'Dark Knight' star Christian Bale has been the center of cinematic buzz not just for his upcoming role as Batman in Christopher Nolan's The Dark Knight Rises.
Bale has been dominating headlines for a recent visit he made on Thursday to Dongshigu Village in the city of Linyi, China to see blind lawyer and human rights activist Chen Guangcheng, who has been under house arrest in China since September 2010 after being released from serving a four-year prison sentence for damaging property and organizing a mob to disturb traffic according to reports. When Bale and the CNN camera crew he brought along approached Chen's home, security guards that watch Chen around the clock appeared, roughed up Bale and company a little, and then forced them to retreat.
But Bale's posse didn't just run away. They hightailed out inside their car only to become part of a car chase that might have been just as thrilling as the Dark Knight Rises' trailer itself. CNN's Steven Jiang recounts the whole saga briefly from beginning to end, writing:
As Christian Bale approached an impromptu checkpoint leading to this tiny village in eastern China, four men blocking the narrow path started marching toward him in menacing unison.
I am here to see Chen Guangcheng, the Dark Knight actor said and I translated, with correspondent Stan Grant and cameraman Brad Olson next to us.
Go away! the plainclothes guards barked, pushing us back.
Amid the scuffling and yelling, dozens more guards in olive-green, military-style overcoats -- and two gray minivans -- emerged from the other side of the checkpoint, all coming toward us.
Why can I not visit this free man? Bale asked repeatedly, only to receive punches from guards aiming for his small camera as they tried to drag him away from the rest of us.
As we retreated, I recognized the ringleader -- the same burly man who had hurled rocks at the CNN team 10 months earlier to force us out of the same location.
A precarious scene ensued Thursday as one of the gray minivans chased our car at high speed on bumpy country roads for some 40 minutes.
When the dust settled, we counted a broken car, a damaged camera -- and a Hollywood star disappointed at-but not shocked by-his failure to see a personal hero.
What I really wanted to do was to meet the man, shake his hand and say what an inspiration he is, Bale said.
Bale, who's known to be media-shy, was inspired by Chen and the injustice he faced so much that he reached out to CNN to follow him in his visit. According to CNN, Chen supporters believe that authorities used heavier-than-normal charges to silence Chen, who rose to fame in the late 1990s thanks to his legal advocacy for what he called victims of abusive practices by China's family-planning officials. Bale first learned about Chen through news reports when he was in China filming The Flowers of War, a wartime drama set in 1930s that will be China's official entry into next year's Academy Awards, earlier this year. In visiting Chen, Bale hoped to raise international awareness of Chen and, as a result, turn up the heat on the Chinese government.

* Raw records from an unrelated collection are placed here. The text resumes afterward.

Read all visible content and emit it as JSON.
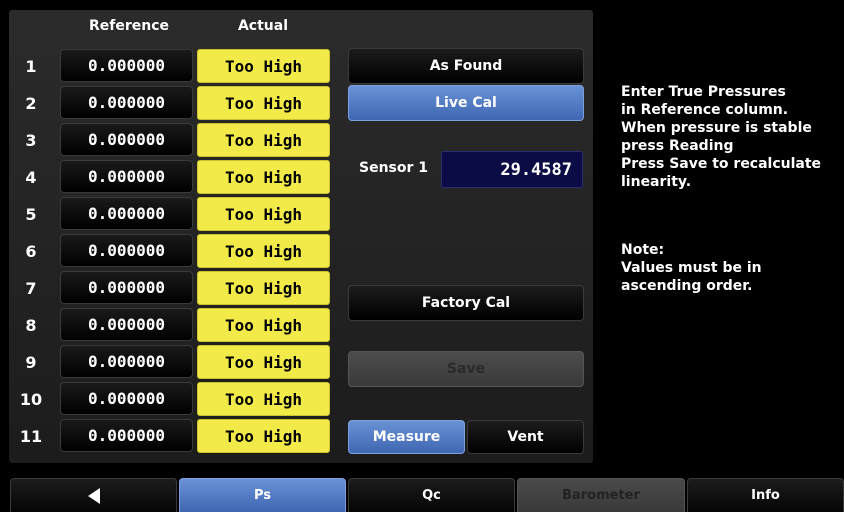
{
  "table": {
    "headers": {
      "reference": "Reference",
      "actual": "Actual"
    },
    "rows": [
      {
        "num": "1",
        "reference": "0.000000",
        "actual": "Too High"
      },
      {
        "num": "2",
        "reference": "0.000000",
        "actual": "Too High"
      },
      {
        "num": "3",
        "reference": "0.000000",
        "actual": "Too High"
      },
      {
        "num": "4",
        "reference": "0.000000",
        "actual": "Too High"
      },
      {
        "num": "5",
        "reference": "0.000000",
        "actual": "Too High"
      },
      {
        "num": "6",
        "reference": "0.000000",
        "actual": "Too High"
      },
      {
        "num": "7",
        "reference": "0.000000",
        "actual": "Too High"
      },
      {
        "num": "8",
        "reference": "0.000000",
        "actual": "Too High"
      },
      {
        "num": "9",
        "reference": "0.000000",
        "actual": "Too High"
      },
      {
        "num": "10",
        "reference": "0.000000",
        "actual": "Too High"
      },
      {
        "num": "11",
        "reference": "0.000000",
        "actual": "Too High"
      }
    ]
  },
  "buttons": {
    "as_found": "As Found",
    "live_cal": "Live Cal",
    "factory_cal": "Factory Cal",
    "save": "Save",
    "measure": "Measure",
    "vent": "Vent"
  },
  "sensor": {
    "label": "Sensor 1",
    "value": "29.4587"
  },
  "instructions": {
    "lines": [
      "Enter True Pressures",
      "in Reference column.",
      "When pressure is stable",
      "press Reading",
      "Press Save to recalculate",
      "linearity."
    ],
    "note_title": "Note:",
    "note_lines": [
      "Values must be in",
      "ascending order."
    ]
  },
  "tabs": {
    "back_icon": "left-triangle-arrow",
    "ps": "Ps",
    "qc": "Qc",
    "barometer": "Barometer",
    "info": "Info"
  },
  "colors": {
    "actual_cell": "#f2ea48",
    "active_blue": "#4f78c4",
    "sensor_bg": "#0b0c45"
  }
}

This doesn't come naturally to me, this is not what I actually enjoy-it isn't about me, said Bale. But this was just a situation that said I can't look the other way.
Ironically, many other Chen supporters and activists besides Bale have tried to visit, and, CNN reports, nearly all of them have been forced to turn back, often violently, by plainclothes police and local thugs.
I'm not brave doing this, Bale said. The local people who are standing up to the authorities, who are visiting Chen and his family and getting beaten or detained, I want to support them.